Brain injury and other cognitive disabilities have recently broken into the national spotlight because of the large number of veterans of the Iraq and Afghanistan wars injured by IEDs (improvised explosive devices), as well as the epidemic of Alzheimer’s disease and other forms of dementia among our elders. Yet brain injury remains largely misunderstood, and churches are often at a loss to know how to embrace persons with disabilities that cannot be addressed with an elevator or wheelchair ramp. Among the books written about theology and disability, few address brain injury, and those that do are written almost exclusively by researchers, observers, or caregivers.
Forgetting the Former Things, a rare tapestry of first-person faith journey woven with gritty theological reflection and enduring hope, fills a yawning cultural chasm. Puffer has created an invaluable gift for brain injury survivors, their families and allies, pastors and teachers, social workers and medical professionals—anyone desiring to deepen their understanding. She writes honestly, poignantly, and often humorously about her efforts to accept limitations, chart a new path, and find meaning in her radically altered life. Her persistent and painstaking journey includes attempts to tend a garden (overtaken by “devil’s grass”); to train a therapy dog (quarantined twice by Animal Control for aggressive biting); and to entertain nursing home residents as Raindrop the Clown (abandoned after she couldn’t scratch out even the simplest tune on her violin).
The book chronicles her four-year friendship with death-row inmate Terry Mincey, a brain injury survivor, teacher of resilience and courage, who was executed in October 2001. Puffer discovers solace in the stories of biblical women and preaches sermons in their voices. Embracing her self-described role as a “minister of vulnerability” in this moment when jobs, healthcare, and affordable housing are evaporating for so many, when countless people feel terrorized by discrimination or the threat of deportation, Puffer boldly stands in faith with others whose marginalization cuts deeper.

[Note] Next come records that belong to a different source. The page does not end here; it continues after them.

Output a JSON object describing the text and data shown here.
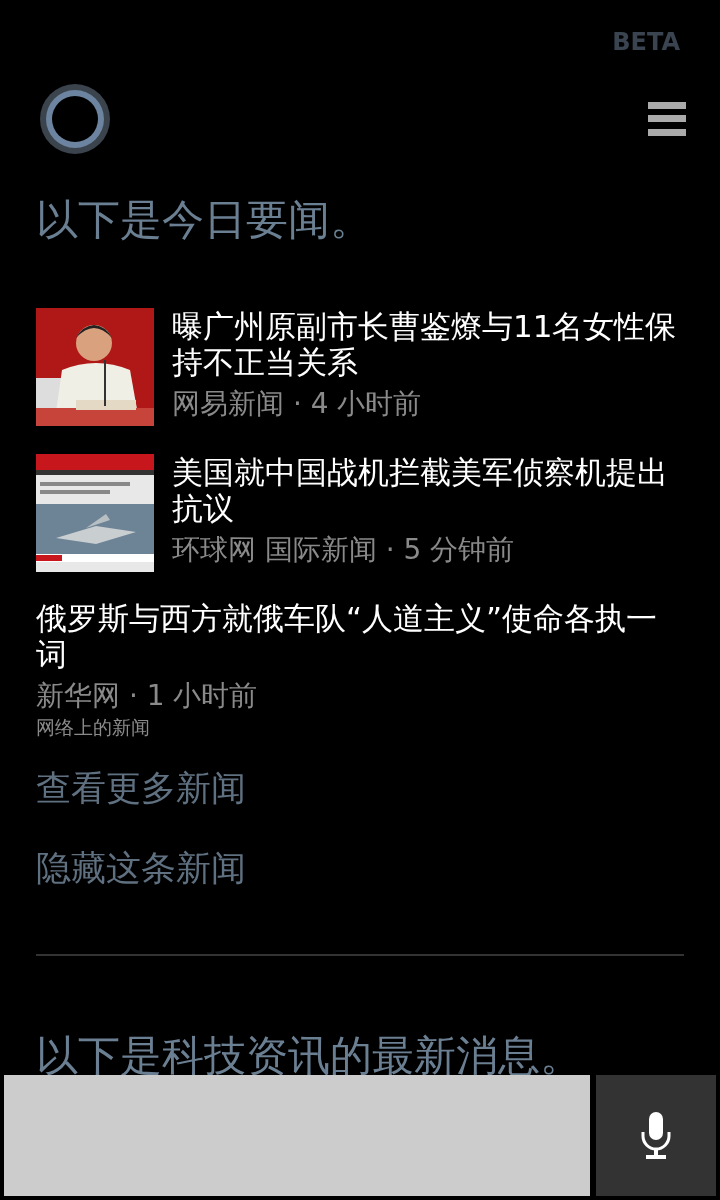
{
  "beta_label": "BETA",
  "heading": "以下是今日要闻。",
  "news": [
    {
      "kind": "picture",
      "title": "曝广州原副市长曹鉴燎与11名女性保持不正当关系",
      "meta": "网易新闻 · 4 小时前"
    },
    {
      "kind": "picture",
      "title": "美国就中国战机拦截美军侦察机提出抗议",
      "meta": "环球网 国际新闻 · 5 分钟前"
    },
    {
      "kind": "text",
      "title": "俄罗斯与西方就俄车队“人道主义”使命各执一词",
      "meta": "新华网 · 1 小时前",
      "note": "网络上的新闻"
    }
  ],
  "links": [
    "查看更多新闻",
    "隐藏这条新闻"
  ],
  "next_heading": "以下是科技资讯的最新消息。"
}
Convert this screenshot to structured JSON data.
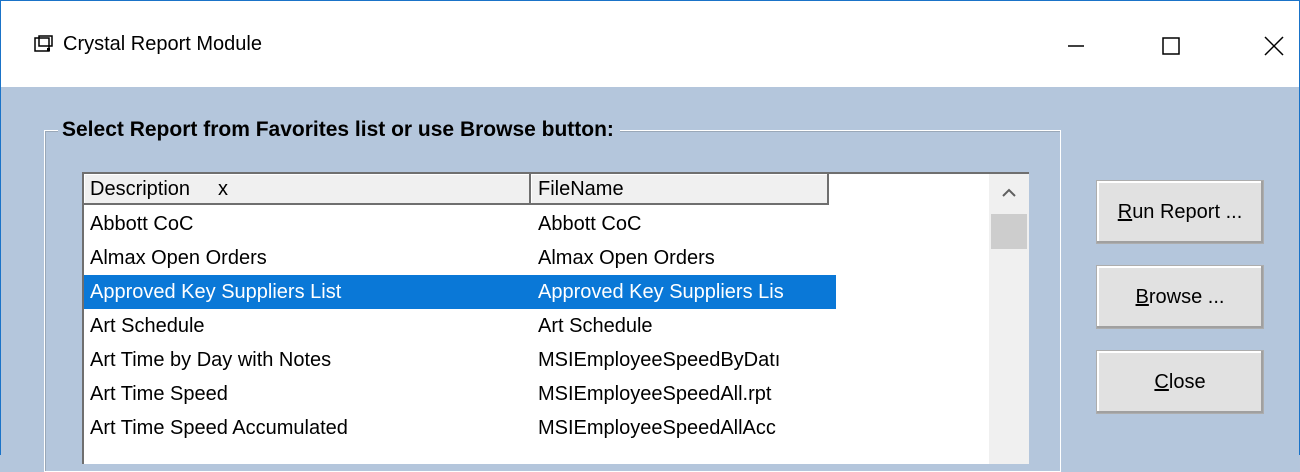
{
  "window": {
    "title": "Crystal Report Module",
    "controls": [
      "minimize",
      "maximize",
      "close"
    ]
  },
  "group": {
    "legend": "Select Report from Favorites list or use Browse button:"
  },
  "list": {
    "columns": [
      {
        "label": "Description",
        "sort_marker": "x"
      },
      {
        "label": "FileName"
      }
    ],
    "rows": [
      {
        "description": "Abbott CoC",
        "filename": "Abbott CoC",
        "selected": false
      },
      {
        "description": "Almax Open Orders",
        "filename": "Almax Open Orders",
        "selected": false
      },
      {
        "description": "Approved Key Suppliers List",
        "filename": "Approved Key Suppliers Lis",
        "selected": true
      },
      {
        "description": "Art Schedule",
        "filename": "Art Schedule",
        "selected": false
      },
      {
        "description": "Art Time by Day with Notes",
        "filename": "MSIEmployeeSpeedByDatı",
        "selected": false
      },
      {
        "description": "Art Time Speed",
        "filename": "MSIEmployeeSpeedAll.rpt",
        "selected": false
      },
      {
        "description": "Art Time Speed Accumulated",
        "filename": "MSIEmployeeSpeedAllAcc",
        "selected": false
      }
    ]
  },
  "buttons": {
    "run": {
      "accel": "R",
      "rest": "un Report ..."
    },
    "browse": {
      "accel": "B",
      "rest": "rowse ..."
    },
    "close": {
      "accel": "C",
      "rest": "lose"
    }
  },
  "colors": {
    "background": "#b4c6dc",
    "selection": "#0a78d7"
  }
}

Rev. Bill Gaventa, director of the Summer Institute on Theology and Disability, writes in the foreword to Forgetting the Former Things: “[This] is not a book about triumph over trauma with the help of faith. Rather, it is about tenacity, about the power of faith to shape and be shaped by a long journey through a once familiar landscape turned wilderness by the kind of event that could happen to any one of us…I am tempted to share the gems and flashes of light in the book that all but took my breath away, but I will not; for you, the reader, will find your own…Like anyone who has the honor of listening to someone pour out their heart in a vulnerable place, you will walk away with gifts that can be used in your own search and struggle…This book is about all of us, and how we all have to pick up the pieces, literally or figuratively, at some point in our lives.”